In 2010, Ohio-born John Roberts made an unlikely intrusion onto the house scene. The first American signing to the prestigious Dial imprint, he released his debut album Glass Eights after only a handful of singles, and no one could have expected the impact that it would make. An effortlessly elegant and detailed collection of deep house that married Germany’s subdued 4/4 lineage with Roberts’ own unique classical flavours, the album won a well-deserved place in many critics’ year-end lists.
Since then, a lot has changed in Roberts’ life. He splits his time between producing and contributing to The Travel Almanac, a boutique magazine that focuses on the interaction between artists and temporary habitation. For the last few years Roberts has lived a largely nomadic existence, travelling the world and building an enviable sample bank of sounds which would later become his second album, Fences. “I think that the influence of travel on creative pursuits is unavoidable,” Roberts told Inverted Audio in an exclusive interview, “every time I visit someplace new, or revisit a place that I’ve already been after some time has passed, my perception and way of interacting with that location and ways of working on whatever project I am consumed with at that time is definitely altered.” Just so, Fences bears all the traces of a travelling artist, each track a meticulously detailed yet defiantly impressionistic snapshot of a particular mood or theme. Yet it is not only Roberts’ process which has changed: as hinted at on the Paper Frames EP, Fences eschews the deeper sounds of Glass Eights in favour of rhythmic complexity and sophisticated structures, evoking the jumbled contents of a weary traveller’s suitcase.
Roberts’ use of classical instrumentation on Glass Eights was one of the album’s most impressive features, and the voyage continues on Fences, now incorporating distinctly Eastern instrumental samples and toybox melodies which jostle for prominence amongst the soft piano and keening strings. Not that Roberts has entirely abandoned the dancefloor: a crashing percussive assault underpins the tuned melodies and mournful strings of Calico, while Fences’ baleful introduction gives way to a sharp kick which anchors the complexity of its clipped melodic samples.

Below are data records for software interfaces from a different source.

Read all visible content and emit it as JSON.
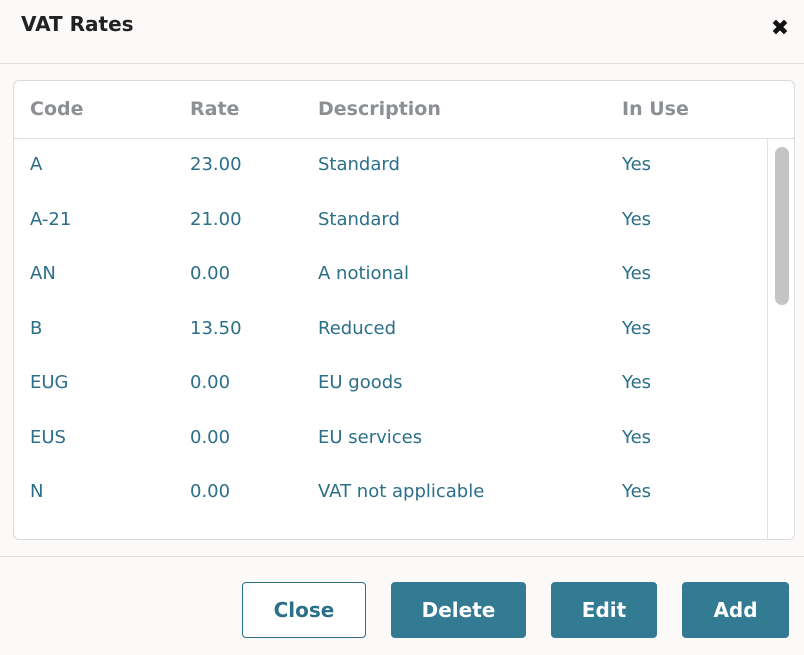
{
  "dialog": {
    "title": "VAT Rates",
    "close_icon": "close-icon"
  },
  "table": {
    "headers": {
      "code": "Code",
      "rate": "Rate",
      "description": "Description",
      "in_use": "In Use"
    },
    "rows": [
      {
        "code": "A",
        "rate": "23.00",
        "description": "Standard",
        "in_use": "Yes"
      },
      {
        "code": "A-21",
        "rate": "21.00",
        "description": "Standard",
        "in_use": "Yes"
      },
      {
        "code": "AN",
        "rate": "0.00",
        "description": "A notional",
        "in_use": "Yes"
      },
      {
        "code": "B",
        "rate": "13.50",
        "description": "Reduced",
        "in_use": "Yes"
      },
      {
        "code": "EUG",
        "rate": "0.00",
        "description": "EU goods",
        "in_use": "Yes"
      },
      {
        "code": "EUS",
        "rate": "0.00",
        "description": "EU services",
        "in_use": "Yes"
      },
      {
        "code": "N",
        "rate": "0.00",
        "description": "VAT not applicable",
        "in_use": "Yes"
      }
    ]
  },
  "footer": {
    "close_label": "Close",
    "delete_label": "Delete",
    "edit_label": "Edit",
    "add_label": "Add"
  },
  "colors": {
    "accent": "#337a93",
    "link_text": "#2b6f88",
    "header_text": "#8c9094"
  }
}
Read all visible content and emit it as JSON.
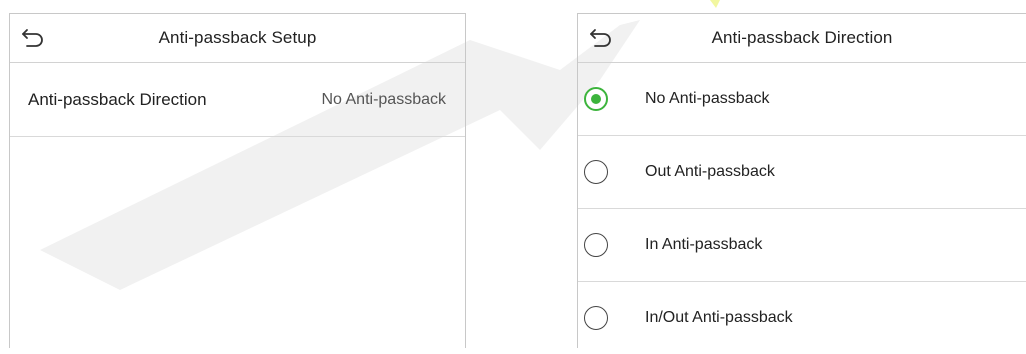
{
  "left_screen": {
    "title": "Anti-passback Setup",
    "back_icon": "back-arrow-icon",
    "settings": [
      {
        "label": "Anti-passback Direction",
        "value": "No Anti-passback"
      }
    ]
  },
  "right_screen": {
    "title": "Anti-passback Direction",
    "back_icon": "back-arrow-icon",
    "selected": "No Anti-passback",
    "options": [
      {
        "label": "No Anti-passback",
        "selected": true
      },
      {
        "label": "Out Anti-passback",
        "selected": false
      },
      {
        "label": "In Anti-passback",
        "selected": false
      },
      {
        "label": "In/Out Anti-passback",
        "selected": false
      }
    ]
  },
  "colors": {
    "accent": "#3cb43c",
    "divider": "#d9d9d9",
    "watermark": "#e8e8e8"
  }
}
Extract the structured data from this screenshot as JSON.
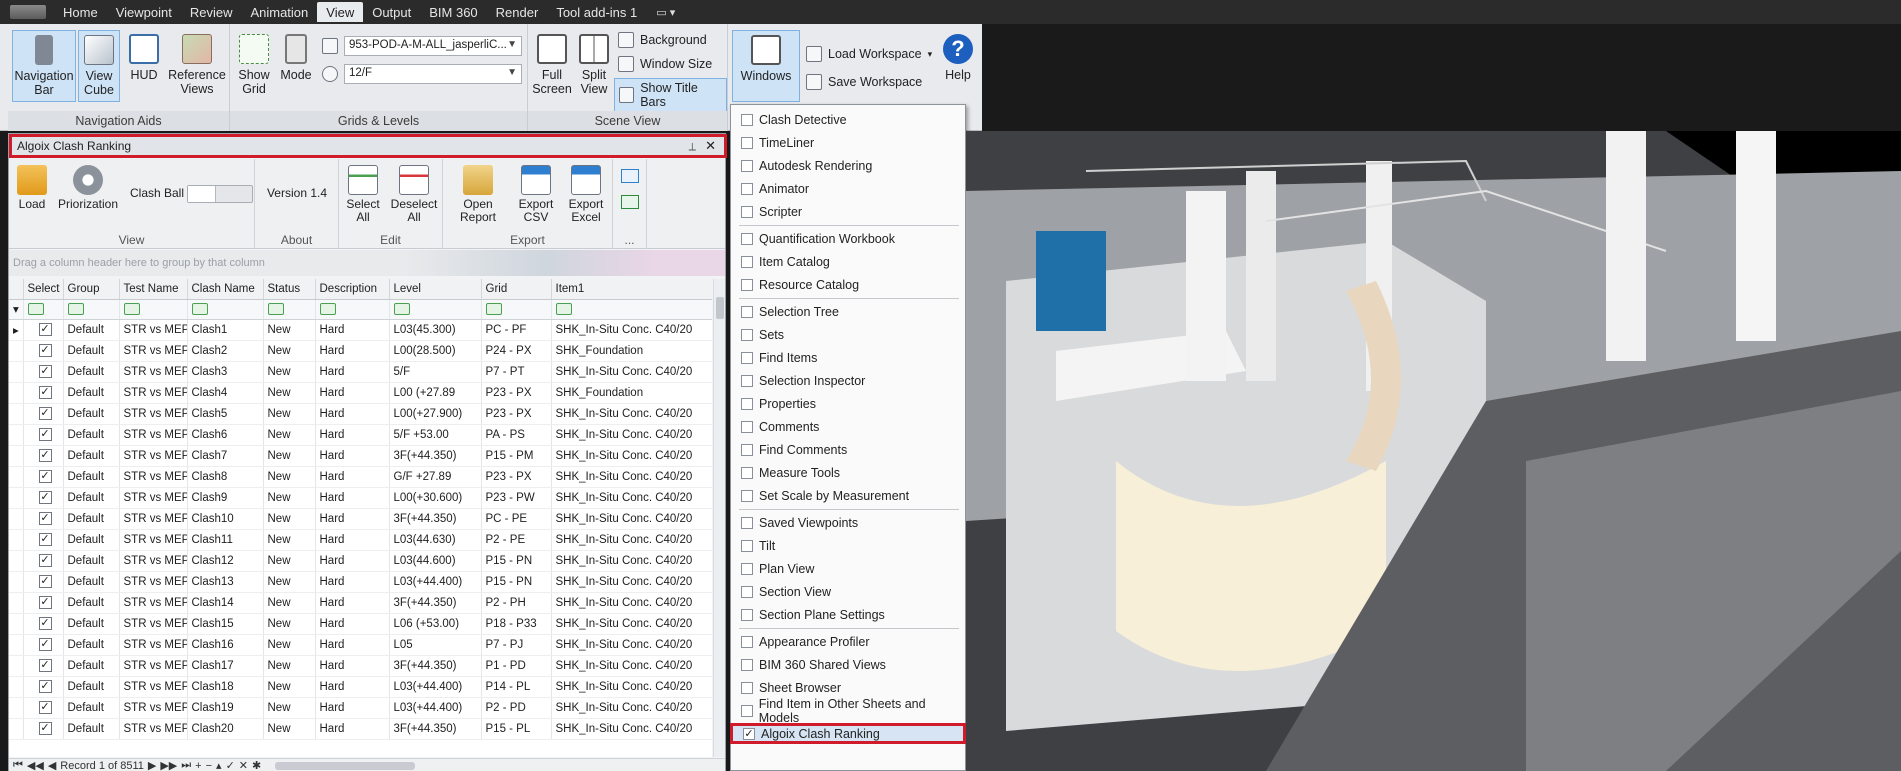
{
  "menubar": {
    "tabs": [
      "Home",
      "Viewpoint",
      "Review",
      "Animation",
      "View",
      "Output",
      "BIM 360",
      "Render",
      "Tool add-ins 1"
    ],
    "active_tab": "View"
  },
  "ribbon": {
    "navigation_aids": {
      "title": "Navigation Aids",
      "navigation_bar": "Navigation Bar",
      "view_cube": "View Cube",
      "hud": "HUD",
      "reference_views": "Reference Views"
    },
    "grids_levels": {
      "title": "Grids & Levels",
      "show_grid": "Show Grid",
      "mode": "Mode",
      "model_combo": "953-POD-A-M-ALL_jasperliC...",
      "level_combo": "12/F"
    },
    "scene_view": {
      "title": "Scene View",
      "full_screen": "Full Screen",
      "split_view": "Split View",
      "background": "Background",
      "window_size": "Window Size",
      "show_title_bars": "Show Title Bars"
    },
    "workspace": {
      "windows": "Windows",
      "load_workspace": "Load Workspace",
      "save_workspace": "Save Workspace",
      "help": "Help"
    }
  },
  "panel": {
    "title": "Algoix Clash Ranking",
    "toolbar": {
      "view_group": "View",
      "load": "Load",
      "priorization": "Priorization",
      "clash_ball": "Clash Ball",
      "about_group": "About",
      "version": "Version 1.4",
      "edit_group": "Edit",
      "select_all": "Select All",
      "deselect_all": "Deselect All",
      "export_group": "Export",
      "open_report": "Open Report",
      "export_csv": "Export CSV",
      "export_excel": "Export Excel",
      "more_group": "..."
    },
    "group_hint": "Drag a column header here to group by that column",
    "columns": [
      "Select",
      "Group",
      "Test Name",
      "Clash Name",
      "Status",
      "Description",
      "Level",
      "Grid",
      "Item1"
    ],
    "rows": [
      [
        "Default",
        "STR vs MEP",
        "Clash1",
        "New",
        "Hard",
        "L03(45.300)",
        "PC - PF",
        "SHK_In-Situ Conc. C40/20"
      ],
      [
        "Default",
        "STR vs MEP",
        "Clash2",
        "New",
        "Hard",
        "L00(28.500)",
        "P24 - PX",
        "SHK_Foundation"
      ],
      [
        "Default",
        "STR vs MEP",
        "Clash3",
        "New",
        "Hard",
        "5/F",
        "P7 - PT",
        "SHK_In-Situ Conc. C40/20"
      ],
      [
        "Default",
        "STR vs MEP",
        "Clash4",
        "New",
        "Hard",
        "L00 (+27.89",
        "P23 - PX",
        "SHK_Foundation"
      ],
      [
        "Default",
        "STR vs MEP",
        "Clash5",
        "New",
        "Hard",
        "L00(+27.900)",
        "P23 - PX",
        "SHK_In-Situ Conc. C40/20"
      ],
      [
        "Default",
        "STR vs MEP",
        "Clash6",
        "New",
        "Hard",
        "5/F +53.00",
        "PA - PS",
        "SHK_In-Situ Conc. C40/20"
      ],
      [
        "Default",
        "STR vs MEP",
        "Clash7",
        "New",
        "Hard",
        "3F(+44.350)",
        "P15 - PM",
        "SHK_In-Situ Conc. C40/20"
      ],
      [
        "Default",
        "STR vs MEP",
        "Clash8",
        "New",
        "Hard",
        "G/F +27.89",
        "P23 - PX",
        "SHK_In-Situ Conc. C40/20"
      ],
      [
        "Default",
        "STR vs MEP",
        "Clash9",
        "New",
        "Hard",
        "L00(+30.600)",
        "P23 - PW",
        "SHK_In-Situ Conc. C40/20"
      ],
      [
        "Default",
        "STR vs MEP",
        "Clash10",
        "New",
        "Hard",
        "3F(+44.350)",
        "PC - PE",
        "SHK_In-Situ Conc. C40/20"
      ],
      [
        "Default",
        "STR vs MEP",
        "Clash11",
        "New",
        "Hard",
        "L03(44.630)",
        "P2 - PE",
        "SHK_In-Situ Conc. C40/20"
      ],
      [
        "Default",
        "STR vs MEP",
        "Clash12",
        "New",
        "Hard",
        "L03(44.600)",
        "P15 - PN",
        "SHK_In-Situ Conc. C40/20"
      ],
      [
        "Default",
        "STR vs MEP",
        "Clash13",
        "New",
        "Hard",
        "L03(+44.400)",
        "P15 - PN",
        "SHK_In-Situ Conc. C40/20"
      ],
      [
        "Default",
        "STR vs MEP",
        "Clash14",
        "New",
        "Hard",
        "3F(+44.350)",
        "P2 - PH",
        "SHK_In-Situ Conc. C40/20"
      ],
      [
        "Default",
        "STR vs MEP",
        "Clash15",
        "New",
        "Hard",
        "L06 (+53.00)",
        "P18 - P33",
        "SHK_In-Situ Conc. C40/20"
      ],
      [
        "Default",
        "STR vs MEP",
        "Clash16",
        "New",
        "Hard",
        "L05",
        "P7 - PJ",
        "SHK_In-Situ Conc. C40/20"
      ],
      [
        "Default",
        "STR vs MEP",
        "Clash17",
        "New",
        "Hard",
        "3F(+44.350)",
        "P1 - PD",
        "SHK_In-Situ Conc. C40/20"
      ],
      [
        "Default",
        "STR vs MEP",
        "Clash18",
        "New",
        "Hard",
        "L03(+44.400)",
        "P14 - PL",
        "SHK_In-Situ Conc. C40/20"
      ],
      [
        "Default",
        "STR vs MEP",
        "Clash19",
        "New",
        "Hard",
        "L03(+44.400)",
        "P2 - PD",
        "SHK_In-Situ Conc. C40/20"
      ],
      [
        "Default",
        "STR vs MEP",
        "Clash20",
        "New",
        "Hard",
        "3F(+44.350)",
        "P15 - PL",
        "SHK_In-Situ Conc. C40/20"
      ]
    ],
    "record_text": "Record 1 of 8511"
  },
  "windows_menu": {
    "groups": [
      [
        "Clash Detective",
        "TimeLiner",
        "Autodesk Rendering",
        "Animator",
        "Scripter"
      ],
      [
        "Quantification Workbook",
        "Item Catalog",
        "Resource Catalog"
      ],
      [
        "Selection Tree",
        "Sets",
        "Find Items",
        "Selection Inspector",
        "Properties",
        "Comments",
        "Find Comments",
        "Measure Tools",
        "Set Scale by Measurement"
      ],
      [
        "Saved Viewpoints",
        "Tilt",
        "Plan View",
        "Section View",
        "Section Plane Settings"
      ],
      [
        "Appearance Profiler",
        "BIM 360 Shared Views",
        "Sheet Browser",
        "Find Item in Other Sheets and Models",
        "Algoix Clash Ranking"
      ]
    ],
    "checked_item": "Algoix Clash Ranking"
  },
  "colors": {
    "highlight_red": "#d01c2a",
    "selection_blue": "#cfe3f7",
    "filter_green": "#4aa050",
    "help_blue": "#1c5fbf"
  }
}
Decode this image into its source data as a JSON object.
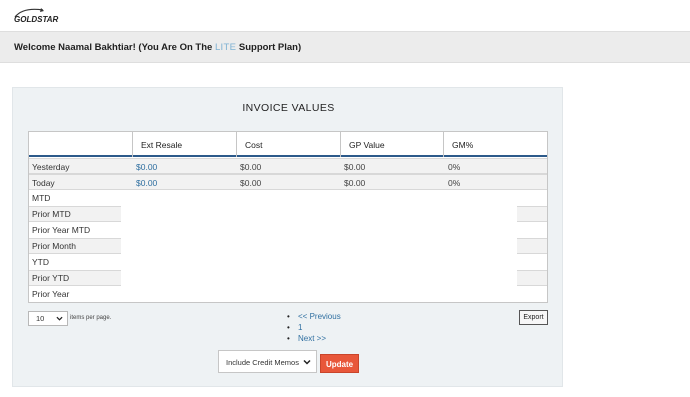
{
  "header": {
    "logo_text": "GOLDSTAR"
  },
  "welcome": {
    "prefix": "Welcome Naamal Bakhtiar! (You Are On The ",
    "plan": "LITE",
    "suffix": " Support Plan)"
  },
  "panel": {
    "title": "INVOICE VALUES"
  },
  "table": {
    "columns": [
      "",
      "Ext Resale",
      "Cost",
      "GP Value",
      "GM%"
    ],
    "rows": [
      {
        "label": "Yesterday",
        "ext_resale": "$0.00",
        "cost": "$0.00",
        "gp_value": "$0.00",
        "gm": "0%"
      },
      {
        "label": "Today",
        "ext_resale": "$0.00",
        "cost": "$0.00",
        "gp_value": "$0.00",
        "gm": "0%"
      }
    ],
    "empty_rows": [
      "MTD",
      "Prior MTD",
      "Prior Year MTD",
      "Prior Month",
      "YTD",
      "Prior YTD",
      "Prior Year"
    ]
  },
  "pager": {
    "page_size": "10",
    "items_per_page_label": "items per page.",
    "previous": "<< Previous",
    "current": "1",
    "next": "Next >>",
    "export_label": "Export"
  },
  "filter": {
    "credit_memos": "Include Credit Memos",
    "update_label": "Update"
  },
  "colors": {
    "accent_blue": "#2c5a8a",
    "link": "#2f6fa0",
    "update_button": "#e8573a",
    "plan_highlight": "#7fb2d3"
  }
}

Yet time and again across Fences, the tracks which impress most are the strangest. Early highlight Shoes drops the tempo of its crashing kicks to play host to a beautiful combination of echoing keys and a mesmerising detuned melody. Later on, Plaster picks up these bewitching analog sounds with an imperial stomp, while an unexpectedly beautiful rest at the 2-minute mark exhibits Roberts’ prescient grasp over song structure. Penultimate track Blanket completes the trilogy of detuned highlights, another slow jam where frayed synthwork lays the ground for exotic toybox melodies.
Despite Roberts’ dedication to crashing percussive patterns, some of Fences’ beatless pieces remain some of its most successful moments. Opener Bleach and mid-album interlude Braids are both stunning feats of sample manipulation; beautiful and spacious constructions as moving as they are meditative. These gorgeous passages, along with beautiful closing dirge Chalkdust, are a welcome respite from the album’s denser moments which, while immaculately crafted, can feel somewhat cluttered when listening to the album in full.
These special moments, alongside a worthwhile revisit to Glass Eights, make one realise Roberts’ unique gift at utilising space and patience in his compositions, a talent which feels underused in many of these busy productions. It’s not that each of Fences’ constituent tracks are in any way disappointing: indeed, heard alone, each is an exquisite gemstone more than worthy of the listener’s time. However the lack of sonic variation across the album and the relentless assault of different sounds can become tiring across a complete listen, with the result that one track bleeds imperceptibly into the next, failing to make the lasting impression that one feels it could in another context.
“I’ve always loved the idea of being able to look back on what you’ve done and see visible progressions and refinements over time,” Roberts remarked in interview. Without a doubt, one can see that his taste and style have changed remarkably in the short space of two years, and the individual productions on Fences stand as a testament to his extraordinary vision and skill. Yet because the album never quite coheres as a whole, the listener may be left having to pick out the loose strands of beauty from the dense arrangements. If you care to do so, you’ll see that on Fences there is an awful lot of beauty to be found.